Want a little property virgin, first time home buyer advice? I've bought several homes throughout my life. The first time was a small little starter home and I sure wish someone had given me a little advice. I ended up grossly overpaying (I bought it from someone I knew and thought they were giving me a great deal, I didn't do my homework and paid more than I should have).
Buying a home, whether it's your first or your tenth, takes time. You have to be willing to invest the time you need to make a smart decision. This process is called due diligence. It means that you and only you have to make sure that the deal is a good deal for you.
You can't just sit back and trust that the bank will watch out for you. Many homeowners are in trouble today for doing just that. They thought that since they got approved for a certain loan amount that that was the amount they could afford.
They never stopped to consider that the bank only looks at the numbers of their financial situation. With them it's all black and white. They don't know that you need a lot of extra money every month because you like to travel, or buy new shoes. Only you know that. Make sure you take those factors into consideration before you buy.

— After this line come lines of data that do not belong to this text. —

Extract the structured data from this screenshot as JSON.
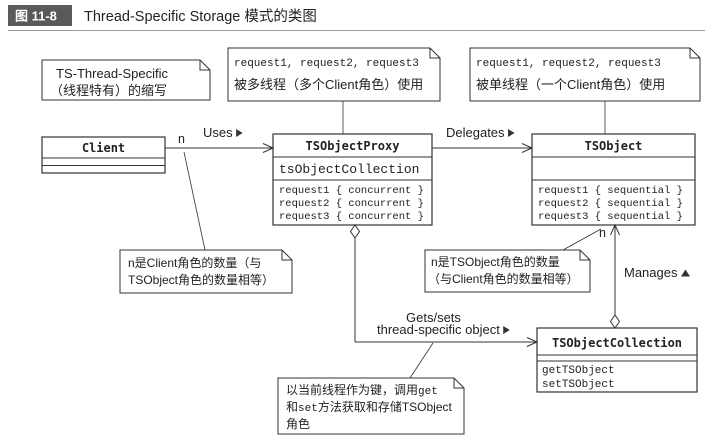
{
  "figure": {
    "number": "图 11-8",
    "title": "Thread-Specific Storage 模式的类图"
  },
  "classes": {
    "client": {
      "name": "Client"
    },
    "ts_object_proxy": {
      "name": "TSObjectProxy",
      "attributes": [
        "tsObjectCollection"
      ],
      "operations": [
        "request1 { concurrent }",
        "request2 { concurrent }",
        "request3 { concurrent }"
      ]
    },
    "ts_object": {
      "name": "TSObject",
      "operations": [
        "request1 { sequential }",
        "request2 { sequential }",
        "request3 { sequential }"
      ]
    },
    "ts_object_collection": {
      "name": "TSObjectCollection",
      "operations": [
        "getTSObject",
        "setTSObject"
      ]
    }
  },
  "associations": {
    "uses": {
      "label": "Uses",
      "label_icon": "triangle-right-icon",
      "multiplicity": "n"
    },
    "delegates": {
      "label": "Delegates",
      "label_icon": "triangle-right-icon"
    },
    "gets_sets": {
      "label_line1": "Gets/sets",
      "label_line2": "thread-specific object",
      "label_icon": "triangle-right-icon"
    },
    "manages": {
      "label": "Manages",
      "label_icon": "triangle-up-icon",
      "multiplicity": "n"
    }
  },
  "notes": {
    "ts_abbreviation": {
      "line1": "TS-Thread-Specific",
      "line2": "（线程特有）的缩写"
    },
    "proxy_requests": {
      "line1": "request1, request2, request3",
      "line2": "被多线程（多个Client角色）使用"
    },
    "ts_object_requests": {
      "line1": "request1, request2, request3",
      "line2": "被单线程（一个Client角色）使用"
    },
    "client_count": {
      "line1": "n是Client角色的数量（与",
      "line2": "TSObject角色的数量相等）"
    },
    "ts_object_count": {
      "line1": "n是TSObject角色的数量",
      "line2": "（与Client角色的数量相等）"
    },
    "thread_key": {
      "line1": [
        "以当前线程作为键，调用",
        "get"
      ],
      "line2": [
        "和",
        "set",
        "方法获取和存储TSObject"
      ],
      "line3": "角色"
    }
  },
  "colors": {
    "line": "#333333",
    "text": "#222222",
    "figure_tag_background": "#5a5a5a",
    "figure_tag_text": "#ffffff",
    "background": "#ffffff"
  }
}
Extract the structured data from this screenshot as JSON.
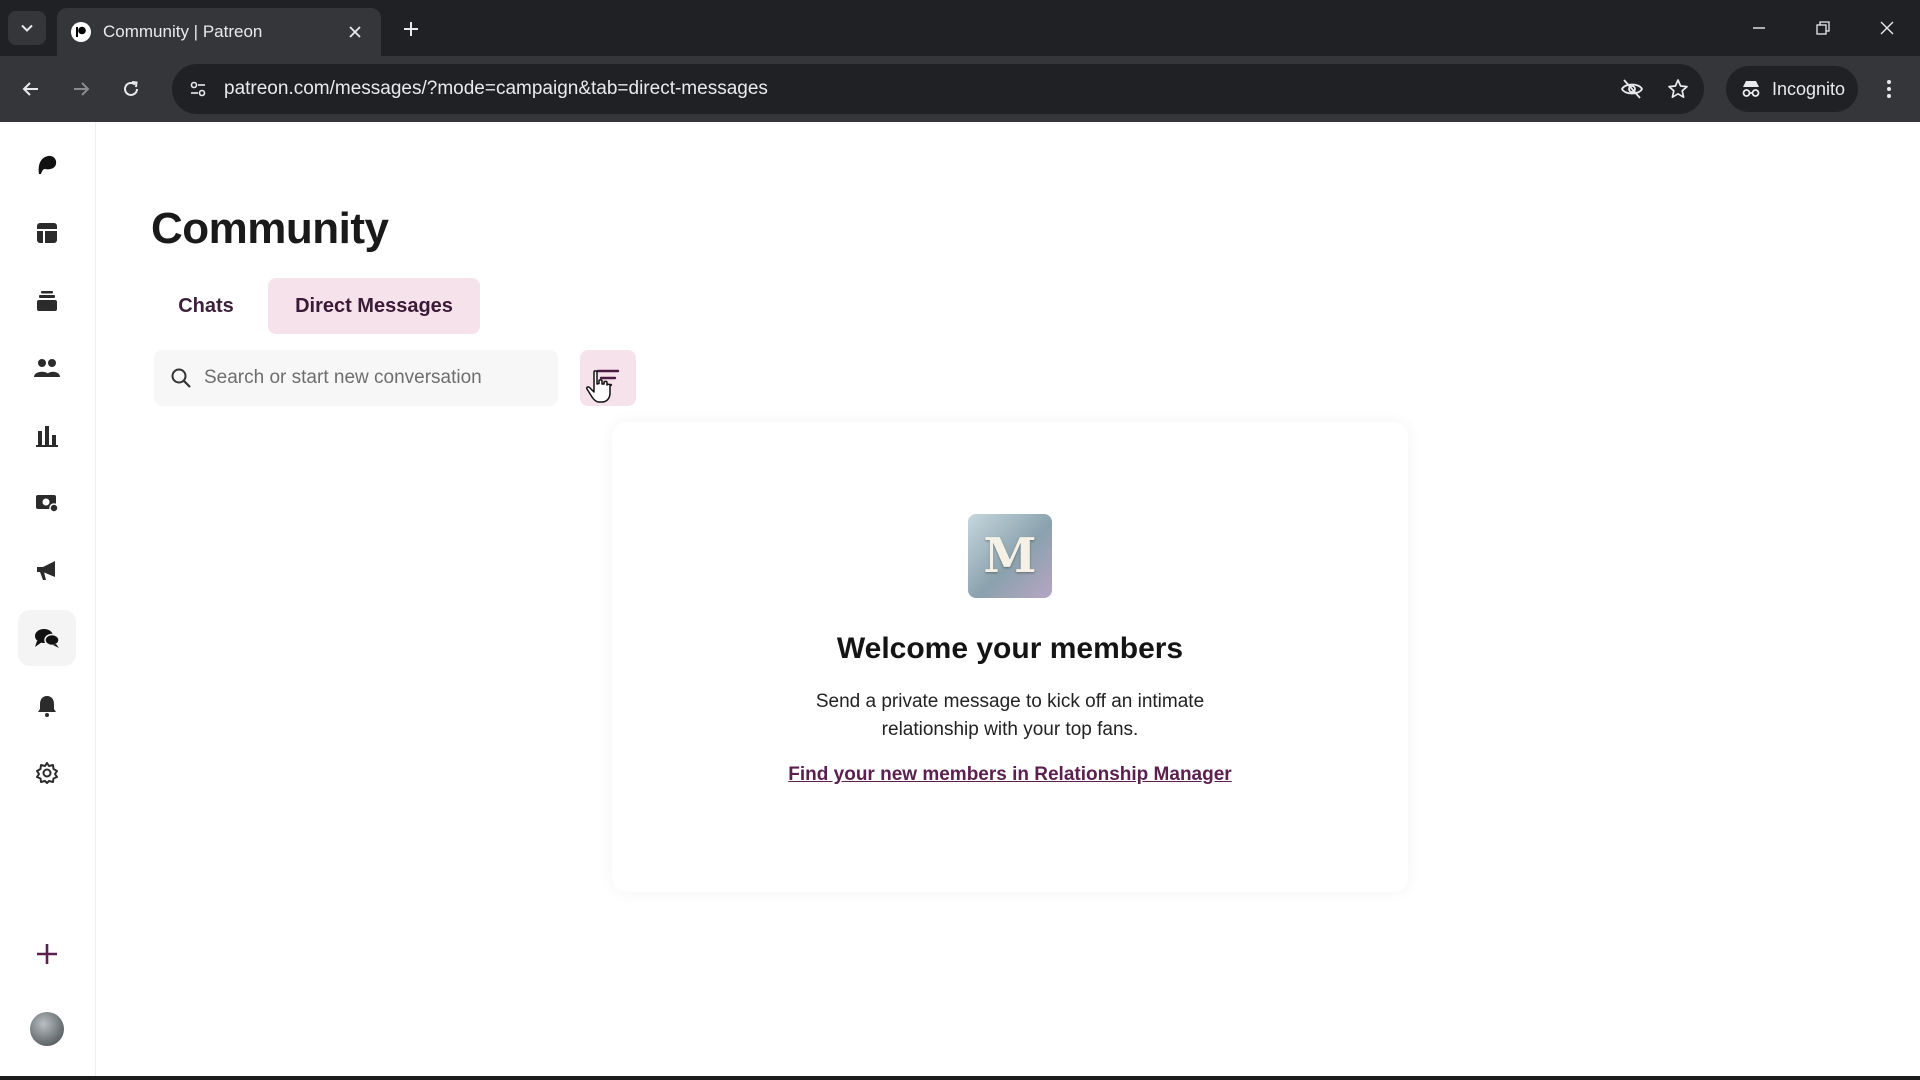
{
  "browser": {
    "tab_title": "Community | Patreon",
    "url": "patreon.com/messages/?mode=campaign&tab=direct-messages",
    "incognito_label": "Incognito"
  },
  "sidebar": {
    "items": [
      {
        "icon": "patreon-logo-icon"
      },
      {
        "icon": "dashboard-icon"
      },
      {
        "icon": "library-icon"
      },
      {
        "icon": "audience-icon"
      },
      {
        "icon": "insights-icon"
      },
      {
        "icon": "payouts-icon"
      },
      {
        "icon": "promotions-icon"
      },
      {
        "icon": "chat-icon",
        "active": true
      },
      {
        "icon": "notifications-icon"
      },
      {
        "icon": "settings-icon"
      },
      {
        "icon": "create-plus-icon"
      }
    ]
  },
  "page": {
    "title": "Community",
    "tabs": [
      {
        "label": "Chats",
        "active": false
      },
      {
        "label": "Direct Messages",
        "active": true
      }
    ],
    "search": {
      "placeholder": "Search or start new conversation"
    },
    "empty_state": {
      "image_letter": "M",
      "title": "Welcome your members",
      "text": "Send a private message to kick off an intimate relationship with your top fans.",
      "link": "Find your new members in Relationship Manager"
    }
  },
  "colors": {
    "accent_bg": "#f5e2ea",
    "accent_text": "#5b2050",
    "chrome_dark": "#202124",
    "chrome_toolbar": "#35363a"
  }
}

Another thing you have to do is have an inspection on any property before you buy it. I would recommend finding a good inspector on your own and not relying solely on the recommendations of your realtor. I hate to make it sound like you can't trust your realtor, but like with any other profession, some are better than others.
If they are hungry for the sale they might suggest someone who could 'fudge' some details of the inspection. It's not likely but to be safe, find your own inspector.
If a problem is found during inspection consider it without emotion. Too many homeowners throw common sense out the window because they have an emotional attachment to a property. Instead allow your business mind to click on. Sometimes a small problem can be a great bargaining chip. You may be able to get them to come down on the price (even more than just the cost of the repair) or they may make other concessions.
Even if your bank doesn't make you escrow for your property taxes and insurance, you should do it anyway. It's better to make sure you have the money when you need it. One of the houses I owned I didn't escrow and I thought for sure that I could save the money. Well, you guessed it, when the bills came due I didn't have it. I had to really scramble to make those payments. Never again. No matter what the bank may say, I'm going to escrow.
I hope you take this first time home buyer advice to heart. The best advice in the world won't do you any good if you ignore it. When you pick out your home listen to your heart but when it comes to the financials of that home, listen only to your head.